. It is not exactly Paleo but based off of of science.
My story is not over and I will still obsess over my body and how it looks. I struggle with wanting to be perfect so I take one day at a time. I do not weigh myself because muscle weighs more than fat and I judge my body by how well my clothes fit. I try to stick to a paleo diet of food that is mainly protein and vegetables and keep away from anything processed, with sugars, or carbohydrates. I have nicknamed my diet as a ‘flexiterian’ because I allow a 85% rate of keeping on track and 15% to cheat foods. I enjoy food and flavours and let myself fully experience passion of eating when my husband who loves to cook makes us meals. I do not want to trade my body fat for less of it but in exchange for more muscle tone. To be fit skinny and strong and not squishy skinny and unhappy because I am slowly starving myself over time. I try not to fixate on perfect models and celebrities but to look at friends who have built tight bodies of strong muscle tone and and rejoice in the fact that there is another version of beautiful that is healthier than before. I love to look up fitness images that will restructure how my mind looks at beauty and strength and motivates me in my fitness journey. You can follow along with my Fitspo Board – Pinterest
“I know I am not alone in this war on girls and the battle of body image. I am just thankful that I now eat to live. Not live to eat…or to eat less and have my whole day devoted to that goal. To value food and the type of food I eat as fuel for my body to do what I love to do.”
For anyone who is struggling with body image I wanted to introduce you to one of my friends I met while we were both working in the salon in Hawaii. Her name is Elspeth and she is a personal trainer and a fitness ambassador. I met her when we were both working at the same salon in Hawaii. She has been an influential person in directing me towards a healthier way of looking at body image. She recently posted a before photo for the first time.
Her caption to this was:
“I’ve never posted this ‘before’ picture, but I hope it inspires someone! The before was taken at a time where I was doing at least 7 plus hours a week of cardio, no weights, and barely eating. I weighed about 90lbs & was completely unhappy with my body and my self esteem was low. The second picture is from this month- doing roughly 90 min of cardio a week, strength training 4-5 days, and eating 5-6 small meals a day. I weigh now about 103-105 lbs and am so grateful for my journey. Not only has fitness changed my body, but its changed my whole life! Like so many people I struggled with body image issues and terrible eating habits. (And that’s not to say that I don’t have a bad day here and there-I’m human! But overall, Fitness has empowered me and has been a driving force for me to live a healthy, happy life. *Never set limitations on yourself!” – Elspeth
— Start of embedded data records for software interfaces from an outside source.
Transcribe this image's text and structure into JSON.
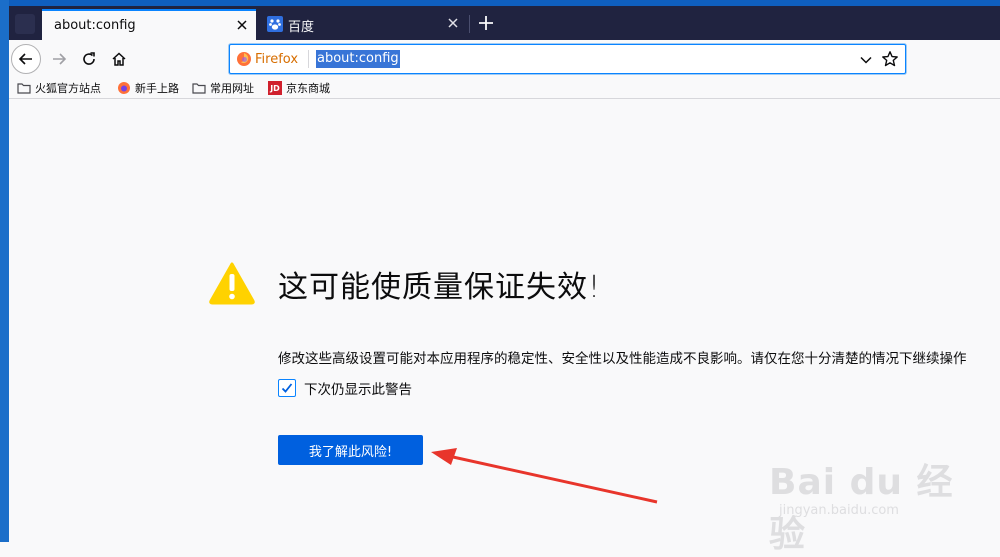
{
  "browser": {
    "tabs": [
      {
        "label": "about:config",
        "active": true
      },
      {
        "label": "百度",
        "active": false
      }
    ],
    "urlbar": {
      "identity_label": "Firefox",
      "url": "about:config"
    },
    "bookmarks": [
      {
        "label": "火狐官方站点",
        "icon": "folder-icon"
      },
      {
        "label": "新手上路",
        "icon": "firefox-icon"
      },
      {
        "label": "常用网址",
        "icon": "folder-icon"
      },
      {
        "label": "京东商城",
        "icon": "jd-icon",
        "icon_text": "JD"
      }
    ]
  },
  "page": {
    "title": "这可能使质量保证失效!",
    "description": "修改这些高级设置可能对本应用程序的稳定性、安全性以及性能造成不良影响。请仅在您十分清楚的情况下继续操作",
    "checkbox_label": "下次仍显示此警告",
    "checkbox_checked": true,
    "accept_button": "我了解此风险!"
  },
  "watermark": {
    "text": "Bai du 经验",
    "sub": "jingyan.baidu.com"
  },
  "colors": {
    "accent": "#0a84ff",
    "button": "#0060df",
    "tabbar": "#202340",
    "warning": "#ffd200",
    "arrow": "#e8352b"
  }
}
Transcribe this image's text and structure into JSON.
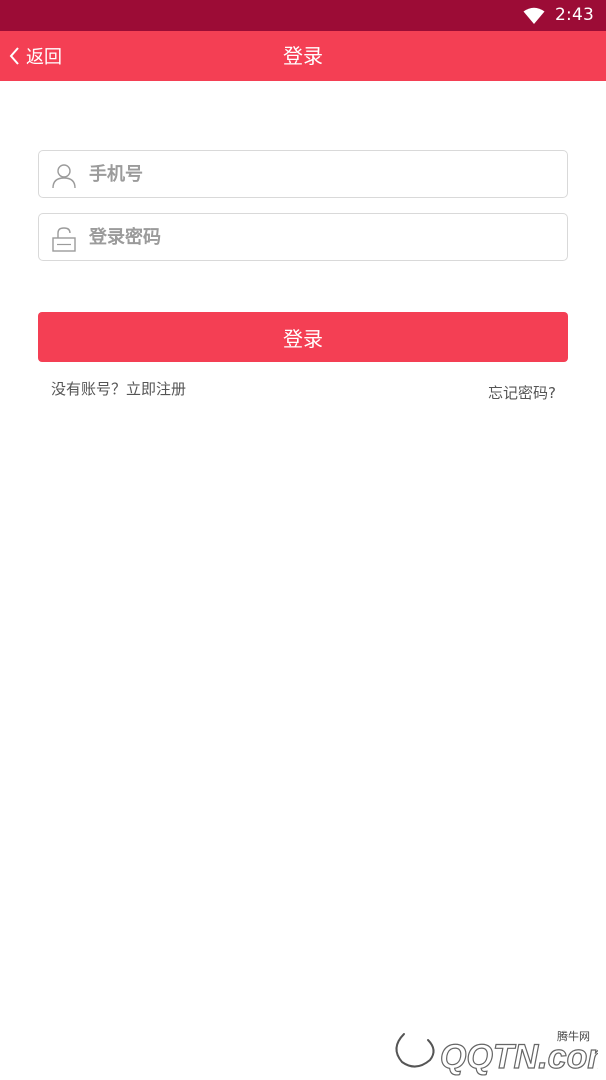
{
  "status_bar": {
    "time": "2:43",
    "wifi_icon": "wifi-icon",
    "background": "#9c0c36"
  },
  "header": {
    "back_label": "返回",
    "back_icon": "chevron-left-icon",
    "title": "登录",
    "background": "#f43f54"
  },
  "form": {
    "phone": {
      "placeholder": "手机号",
      "icon": "user-icon"
    },
    "password": {
      "placeholder": "登录密码",
      "icon": "lock-icon"
    },
    "login_button_label": "登录",
    "register_link": "没有账号？立即注册",
    "forgot_link": "忘记密码?"
  },
  "watermark": {
    "site": "腾牛网",
    "logo_text": "QQTN.com"
  },
  "colors": {
    "accent": "#f43f54",
    "border": "#d9d9d9",
    "placeholder": "#9b9b9b"
  }
}
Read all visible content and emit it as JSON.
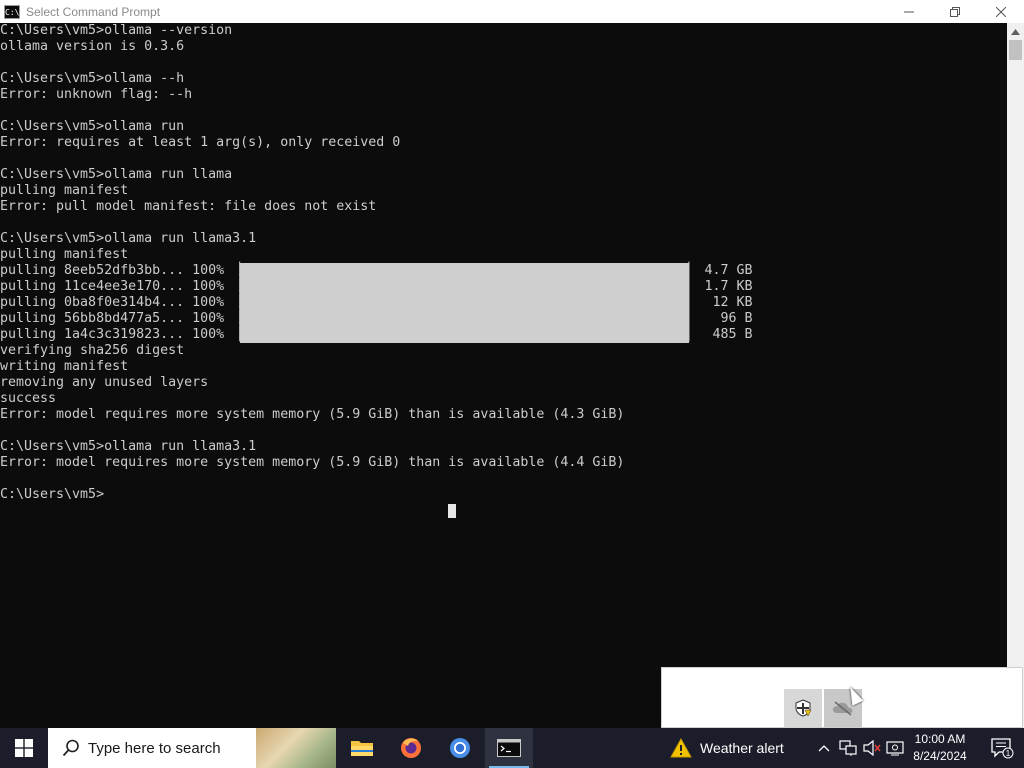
{
  "window": {
    "title": "Select Command Prompt",
    "icon_text": "C:\\"
  },
  "console": {
    "lines": [
      "C:\\Users\\vm5>ollama --version",
      "ollama version is 0.3.6",
      "",
      "C:\\Users\\vm5>ollama --h",
      "Error: unknown flag: --h",
      "",
      "C:\\Users\\vm5>ollama run",
      "Error: requires at least 1 arg(s), only received 0",
      "",
      "C:\\Users\\vm5>ollama run llama",
      "pulling manifest",
      "Error: pull model manifest: file does not exist",
      "",
      "C:\\Users\\vm5>ollama run llama3.1",
      "pulling manifest",
      "pulling 8eeb52dfb3bb... 100% ▕                                                        ▏ 4.7 GB",
      "pulling 11ce4ee3e170... 100% ▕                                                        ▏ 1.7 KB",
      "pulling 0ba8f0e314b4... 100% ▕                                                        ▏  12 KB",
      "pulling 56bb8bd477a5... 100% ▕                                                        ▏   96 B",
      "pulling 1a4c3c319823... 100% ▕                                                        ▏  485 B",
      "verifying sha256 digest",
      "writing manifest",
      "removing any unused layers",
      "success",
      "Error: model requires more system memory (5.9 GiB) than is available (4.3 GiB)",
      "",
      "C:\\Users\\vm5>ollama run llama3.1",
      "Error: model requires more system memory (5.9 GiB) than is available (4.4 GiB)",
      "",
      "C:\\Users\\vm5>"
    ]
  },
  "taskbar": {
    "search_placeholder": "Type here to search",
    "apps": [
      "file-explorer",
      "firefox",
      "chromium",
      "command-prompt"
    ],
    "weather_label": "Weather alert",
    "time": "10:00 AM",
    "date": "8/24/2024",
    "notification_count": "1"
  },
  "colors": {
    "console_bg": "#0c0c0c",
    "console_text": "#cccccc",
    "taskbar_bg": "#1b1e2a",
    "accent": "#76b9ed"
  }
}
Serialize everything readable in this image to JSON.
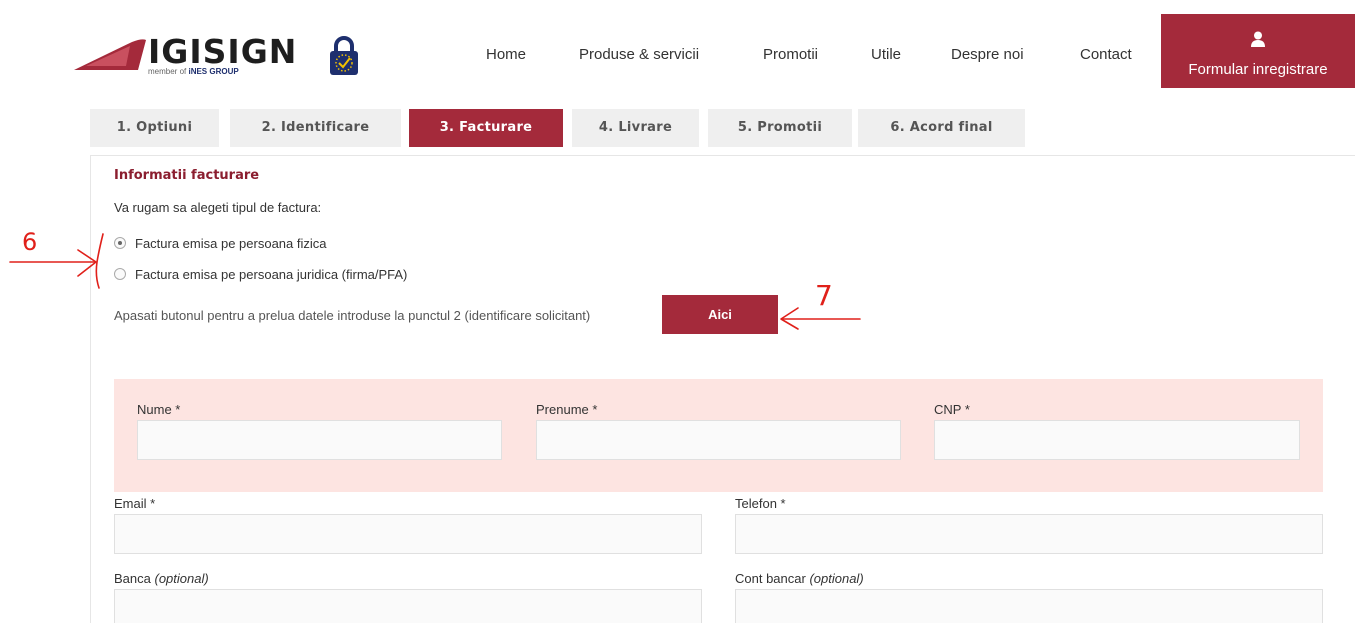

I think this is a great testament to how we should approach not only body image but our whole concept of fitness and achieving your goals. I end this by giving you three women who have influenced my view on food and fitness and hope that if you feel you have an unhealthy view of yourself and are fighting the battle of body image you will find these women as positive role models.
*Photography belong to Bonnie Rose Photography © 2007 – 2013 All Rights Reserved | www.bonnie-rose.co.uk
** The model in the title image has been photoshopped towards fitting the ‘anorexic’ role in the conceptual photographic piece for the series ‘Secret Lies of Men & Women’ by Bonnie Rose Photography.